About this task:
Scan the lines below and report each one containing "value" by copying it.
****************************************
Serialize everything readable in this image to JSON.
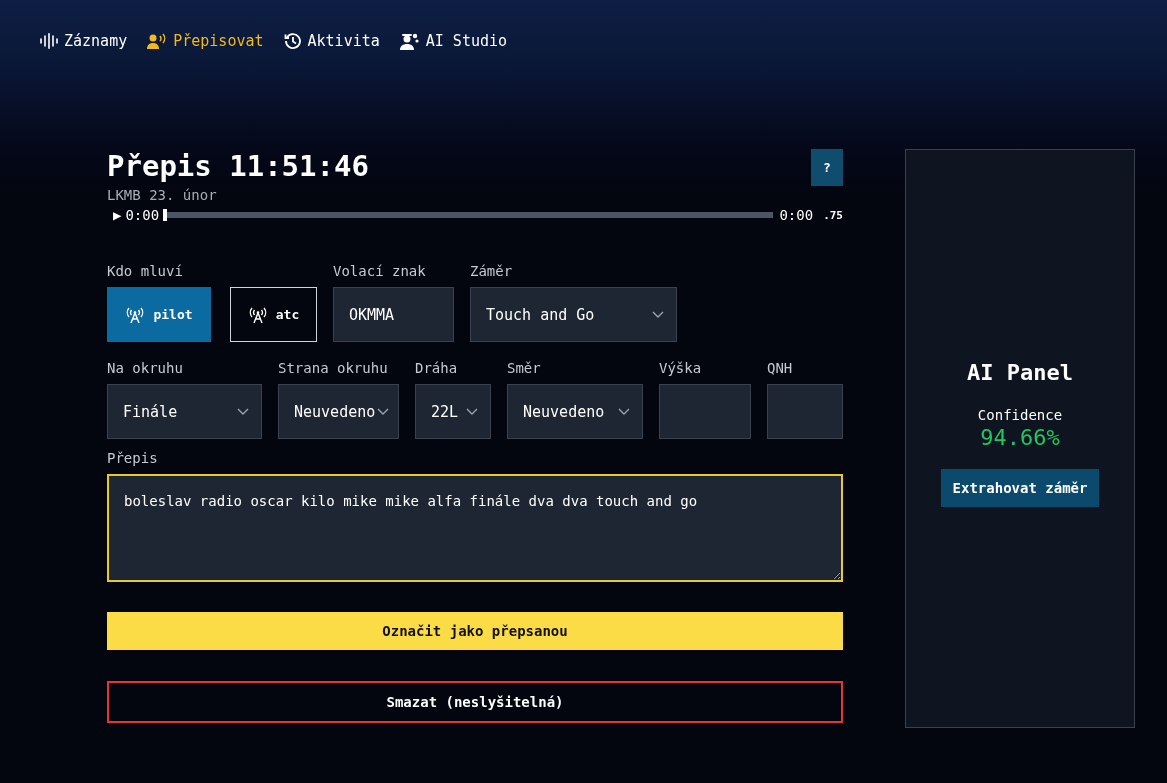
{
  "nav": [
    {
      "label": "Záznamy",
      "selected": false
    },
    {
      "label": "Přepisovat",
      "selected": true
    },
    {
      "label": "Aktivita",
      "selected": false
    },
    {
      "label": "AI Studio",
      "selected": false
    }
  ],
  "transcript": {
    "title": "Přepis 11:51:46",
    "subtitle": "LKMB 23. únor",
    "help": "?",
    "player": {
      "play": "▶",
      "current": "0:00",
      "duration": "0:00",
      "speed": ".75",
      "level": 0
    },
    "speaker": {
      "label": "Kdo mluví",
      "options": [
        {
          "label": "pilot",
          "selected": true
        },
        {
          "label": "atc",
          "selected": false
        }
      ]
    },
    "row1": [
      {
        "kind": "text",
        "label": "Volací znak",
        "value": "OKMMA"
      },
      {
        "kind": "select",
        "label": "Záměr",
        "value": "Touch and Go"
      }
    ],
    "row2": [
      {
        "kind": "select",
        "label": "Na okruhu",
        "value": "Finále"
      },
      {
        "kind": "select",
        "label": "Strana okruhu",
        "value": "Neuvedeno"
      },
      {
        "kind": "select",
        "label": "Dráha",
        "value": "22L"
      },
      {
        "kind": "select",
        "label": "Směr",
        "value": "Neuvedeno"
      },
      {
        "kind": "text",
        "label": "Výška"
      },
      {
        "kind": "text",
        "label": "QNH"
      }
    ],
    "text_label": "Přepis",
    "text": "boleslav radio oscar kilo mike mike alfa finále dva dva touch and go",
    "mark_button": "Označit jako přepsanou",
    "delete_button": "Smazat (neslyšitelná)"
  },
  "ai_panel": {
    "title": "AI Panel",
    "confidence_label": "Confidence",
    "confidence": "94.66%",
    "extract_button": "Extrahovat záměr"
  }
}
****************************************
Response to this task:
        "value": "OKMMA"
        "value": "Touch and Go"
        "value": "Finále"
        "value": "Neuvedeno"
        "value": "22L"
        "value": "Neuvedeno"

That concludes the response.